[EXCERPTED RECORDS — start]
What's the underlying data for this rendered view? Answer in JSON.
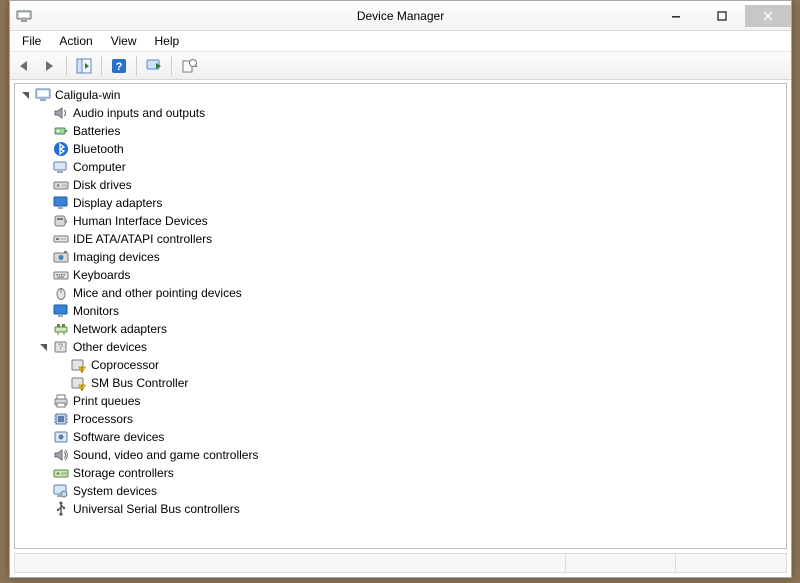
{
  "window": {
    "title": "Device Manager"
  },
  "menubar": [
    "File",
    "Action",
    "View",
    "Help"
  ],
  "toolbar": {
    "back": "back-icon",
    "forward": "forward-icon",
    "show_hide": "show-hide-tree-icon",
    "help": "help-icon",
    "scan": "scan-hardware-icon",
    "props": "properties-icon"
  },
  "tree": {
    "root": {
      "label": "Caligula-win",
      "icon": "computer-root-icon",
      "expanded": true,
      "children": [
        {
          "label": "Audio inputs and outputs",
          "icon": "audio-icon",
          "expanded": false
        },
        {
          "label": "Batteries",
          "icon": "battery-icon",
          "expanded": false
        },
        {
          "label": "Bluetooth",
          "icon": "bluetooth-icon",
          "expanded": false
        },
        {
          "label": "Computer",
          "icon": "computer-icon",
          "expanded": false
        },
        {
          "label": "Disk drives",
          "icon": "disk-icon",
          "expanded": false
        },
        {
          "label": "Display adapters",
          "icon": "display-icon",
          "expanded": false
        },
        {
          "label": "Human Interface Devices",
          "icon": "hid-icon",
          "expanded": false
        },
        {
          "label": "IDE ATA/ATAPI controllers",
          "icon": "ide-icon",
          "expanded": false
        },
        {
          "label": "Imaging devices",
          "icon": "imaging-icon",
          "expanded": false
        },
        {
          "label": "Keyboards",
          "icon": "keyboard-icon",
          "expanded": false
        },
        {
          "label": "Mice and other pointing devices",
          "icon": "mouse-icon",
          "expanded": false
        },
        {
          "label": "Monitors",
          "icon": "monitor-icon",
          "expanded": false
        },
        {
          "label": "Network adapters",
          "icon": "network-icon",
          "expanded": false
        },
        {
          "label": "Other devices",
          "icon": "other-icon",
          "expanded": true,
          "children": [
            {
              "label": "Coprocessor",
              "icon": "warning-device-icon"
            },
            {
              "label": "SM Bus Controller",
              "icon": "warning-device-icon"
            }
          ]
        },
        {
          "label": "Print queues",
          "icon": "printer-icon",
          "expanded": false
        },
        {
          "label": "Processors",
          "icon": "cpu-icon",
          "expanded": false
        },
        {
          "label": "Software devices",
          "icon": "software-icon",
          "expanded": false
        },
        {
          "label": "Sound, video and game controllers",
          "icon": "sound-icon",
          "expanded": false
        },
        {
          "label": "Storage controllers",
          "icon": "storage-icon",
          "expanded": false
        },
        {
          "label": "System devices",
          "icon": "system-icon",
          "expanded": false
        },
        {
          "label": "Universal Serial Bus controllers",
          "icon": "usb-icon",
          "expanded": false
        }
      ]
    }
  }
}
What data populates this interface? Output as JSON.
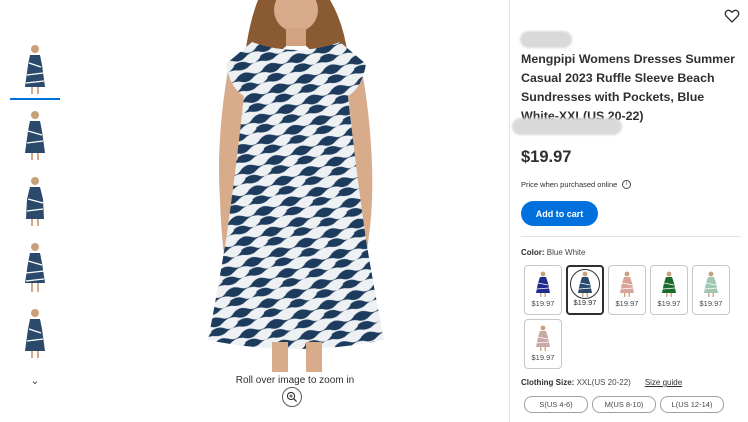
{
  "thumbnails": [
    {
      "alt": "dress-thumbnail-1",
      "selected": true
    },
    {
      "alt": "dress-thumbnail-2",
      "selected": false
    },
    {
      "alt": "dress-thumbnail-3",
      "selected": false
    },
    {
      "alt": "dress-thumbnail-4",
      "selected": false
    },
    {
      "alt": "dress-thumbnail-5",
      "selected": false
    }
  ],
  "thumbs_more_icon": "chevron-down-icon",
  "viewer": {
    "zoom_hint": "Roll over image to zoom in",
    "zoom_icon": "zoom-in-icon"
  },
  "product": {
    "title": "Mengpipi Womens Dresses Summer Casual 2023 Ruffle Sleeve Beach Sundresses with Pockets, Blue White-XXL(US 20-22)",
    "price": "$19.97",
    "price_note": "Price when purchased online",
    "add_to_cart": "Add to cart"
  },
  "color": {
    "label": "Color:",
    "value": "Blue White",
    "swatches": [
      {
        "name": "Navy Floral",
        "price": "$19.97",
        "selected": false,
        "color": "#1f2a8a"
      },
      {
        "name": "Blue White",
        "price": "$19.97",
        "selected": true,
        "color": "#2b4a6b"
      },
      {
        "name": "Pink Floral",
        "price": "$19.97",
        "selected": false,
        "color": "#d7a49a"
      },
      {
        "name": "Green",
        "price": "$19.97",
        "selected": false,
        "color": "#1e6b2e"
      },
      {
        "name": "Mint Floral",
        "price": "$19.97",
        "selected": false,
        "color": "#9fc7b2"
      },
      {
        "name": "White Floral",
        "price": "$19.97",
        "selected": false,
        "color": "#c9a9a6"
      }
    ]
  },
  "size": {
    "label": "Clothing Size:",
    "value": "XXL(US 20-22)",
    "guide": "Size guide",
    "options": [
      "S(US 4-6)",
      "M(US 8-10)",
      "L(US 12-14)"
    ]
  },
  "colors": {
    "accent": "#0071dc",
    "text": "#2e2f32",
    "dress_blue": "#1d3b5c"
  }
}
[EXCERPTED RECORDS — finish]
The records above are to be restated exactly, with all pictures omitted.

ANSWER SECTION>
What's the underlying data for this rendered view? Answer in JSON.
{
  "window": {
    "title": "Device Manager"
  },
  "menubar": [
    "File",
    "Action",
    "View",
    "Help"
  ],
  "toolbar": {
    "back": "back-icon",
    "forward": "forward-icon",
    "show_hide": "show-hide-tree-icon",
    "help": "help-icon",
    "scan": "scan-hardware-icon",
    "props": "properties-icon"
  },
  "tree": {
    "root": {
      "label": "Caligula-win",
      "icon": "computer-root-icon",
      "expanded": true,
      "children": [
        {
          "label": "Audio inputs and outputs",
          "icon": "audio-icon",
          "expanded": false
        },
        {
          "label": "Batteries",
          "icon": "battery-icon",
          "expanded": false
        },
        {
          "label": "Bluetooth",
          "icon": "bluetooth-icon",
          "expanded": false
        },
        {
          "label": "Computer",
          "icon": "computer-icon",
          "expanded": false
        },
        {
          "label": "Disk drives",
          "icon": "disk-icon",
          "expanded": false
        },
        {
          "label": "Display adapters",
          "icon": "display-icon",
          "expanded": false
        },
        {
          "label": "Human Interface Devices",
          "icon": "hid-icon",
          "expanded": false
        },
        {
          "label": "IDE ATA/ATAPI controllers",
          "icon": "ide-icon",
          "expanded": false
        },
        {
          "label": "Imaging devices",
          "icon": "imaging-icon",
          "expanded": false
        },
        {
          "label": "Keyboards",
          "icon": "keyboard-icon",
          "expanded": false
        },
        {
          "label": "Mice and other pointing devices",
          "icon": "mouse-icon",
          "expanded": false
        },
        {
          "label": "Monitors",
          "icon": "monitor-icon",
          "expanded": false
        },
        {
          "label": "Network adapters",
          "icon": "network-icon",
          "expanded": false
        },
        {
          "label": "Other devices",
          "icon": "other-icon",
          "expanded": true,
          "children": [
            {
              "label": "Coprocessor",
              "icon": "warning-device-icon"
            },
            {
              "label": "SM Bus Controller",
              "icon": "warning-device-icon"
            }
          ]
        },
        {
          "label": "Print queues",
          "icon": "printer-icon",
          "expanded": false
        },
        {
          "label": "Processors",
          "icon": "cpu-icon",
          "expanded": false
        },
        {
          "label": "Software devices",
          "icon": "software-icon",
          "expanded": false
        },
        {
          "label": "Sound, video and game controllers",
          "icon": "sound-icon",
          "expanded": false
        },
        {
          "label": "Storage controllers",
          "icon": "storage-icon",
          "expanded": false
        },
        {
          "label": "System devices",
          "icon": "system-icon",
          "expanded": false
        },
        {
          "label": "Universal Serial Bus controllers",
          "icon": "usb-icon",
          "expanded": false
        }
      ]
    }
  }
}
What data populates this interface? Output as JSON.
{
  "thumbnails": [
    {
      "alt": "dress-thumbnail-1",
      "selected": true
    },
    {
      "alt": "dress-thumbnail-2",
      "selected": false
    },
    {
      "alt": "dress-thumbnail-3",
      "selected": false
    },
    {
      "alt": "dress-thumbnail-4",
      "selected": false
    },
    {
      "alt": "dress-thumbnail-5",
      "selected": false
    }
  ],
  "thumbs_more_icon": "chevron-down-icon",
  "viewer": {
    "zoom_hint": "Roll over image to zoom in",
    "zoom_icon": "zoom-in-icon"
  },
  "product": {
    "title": "Mengpipi Womens Dresses Summer Casual 2023 Ruffle Sleeve Beach Sundresses with Pockets, Blue White-XXL(US 20-22)",
    "price": "$19.97",
    "price_note": "Price when purchased online",
    "add_to_cart": "Add to cart"
  },
  "color": {
    "label": "Color:",
    "value": "Blue White",
    "swatches": [
      {
        "name": "Navy Floral",
        "price": "$19.97",
        "selected": false,
        "color": "#1f2a8a"
      },
      {
        "name": "Blue White",
        "price": "$19.97",
        "selected": true,
        "color": "#2b4a6b"
      },
      {
        "name": "Pink Floral",
        "price": "$19.97",
        "selected": false,
        "color": "#d7a49a"
      },
      {
        "name": "Green",
        "price": "$19.97",
        "selected": false,
        "color": "#1e6b2e"
      },
      {
        "name": "Mint Floral",
        "price": "$19.97",
        "selected": false,
        "color": "#9fc7b2"
      },
      {
        "name": "White Floral",
        "price": "$19.97",
        "selected": false,
        "color": "#c9a9a6"
      }
    ]
  },
  "size": {
    "label": "Clothing Size:",
    "value": "XXL(US 20-22)",
    "guide": "Size guide",
    "options": [
      "S(US 4-6)",
      "M(US 8-10)",
      "L(US 12-14)"
    ]
  },
  "colors": {
    "accent": "#0071dc",
    "text": "#2e2f32",
    "dress_blue": "#1d3b5c"
  }
}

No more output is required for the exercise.